Kirov Ballet logo used by Victor Hachhauser, promoting the Mariinsky Ballet in London

Following the Russian Revolution, the Soviet government decided that the ballet school and company were unwanted symbols of the tsarist regime and closed them both. The ballet company was the first to be re-established, becoming known as the Soviet Ballet, with the school re-opening later as the Leningrad State Choreographic School, both remaining in their previous locations.

After the assassination of prominent Soviet figure Sergey Kirov in 1934, the Soviet Ballet was renamed the Kirov Ballet,[1] a name which is still sometimes incorrectly used.
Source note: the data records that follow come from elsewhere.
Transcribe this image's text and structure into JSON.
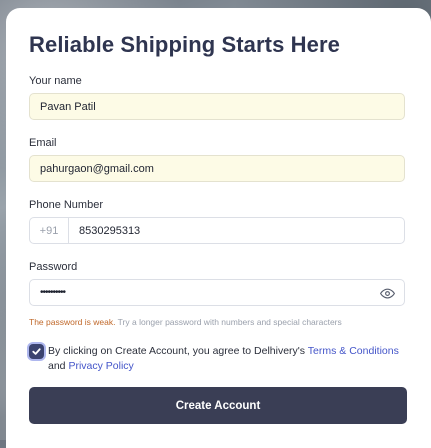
{
  "form": {
    "title": "Reliable Shipping Starts Here",
    "name": {
      "label": "Your name",
      "value": "Pavan Patil"
    },
    "email": {
      "label": "Email",
      "value": "pahurgaon@gmail.com"
    },
    "phone": {
      "label": "Phone Number",
      "prefix": "+91",
      "value": "8530295313"
    },
    "password": {
      "label": "Password",
      "value": "••••••••••",
      "toggle_icon": "eye-icon"
    },
    "strength": {
      "status": "The password is weak.",
      "tip": "Try a longer password with numbers and special characters",
      "status_color": "#c0682a"
    },
    "consent": {
      "checked": true,
      "text_before": "By clicking on Create Account, you agree to Delhivery's",
      "terms_link": "Terms & Conditions",
      "and": "and",
      "privacy_link": "Privacy Policy"
    },
    "submit_label": "Create Account"
  },
  "colors": {
    "primary_button": "#3a3e55",
    "link": "#4455c9",
    "title": "#2f3550",
    "autofill_background": "#fdfbe6"
  }
}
After the end of Communist rule, the ballet company and opera company were renamed for the theatre, becoming the Mariinsky Ballet and Mariinsky Opera. Both companies are now run by the theatre itself.

Despite all these changes, the present day Mariinsky Ballet is still linked to the school, which is now the Vaganova Ballet Academy.

Today[edit]

The Mariinsky Ballet is today recognised as one of the world's greatest ballet companies, employing over 200 dancers, including a reserve troupe and character artists. The Director of the Mariinsky Ballet is Yuri Fateyev.

Being modelled on other leading opera/ballet theatres such as the Royal Opera House, London and La Scala, Milan, the Mariinsky Ballet and Mariinsky Opera both come under the management of the Mariinsky Theatre, with Valery Gergiev as Artistic Director. Gergiev also serves as Director of the opera company. The two companies operate as separate units.

Repertoire[2][edit]

Dancers[edit]

The basis of the Mariinsky Ballet consists of the following artists:[3]

Principals[edit]

First Soloists[edit]

Second Soloists[edit]

Character Soloists[edit]

Coryphees[edit]

Notable dancers[edit]

References[edit]

  1. ^ Masters, John. "Patrons gorging at Expo's culture banquet." Toronto Star, 24 May 1986. Page F.3
  2. ^ "BALLET". www.mariinsky.ru.
  3. ^ "Soloists of the ballet company". Mariinsky Theatre. Retrieved 2017-01-02.

External links[edit]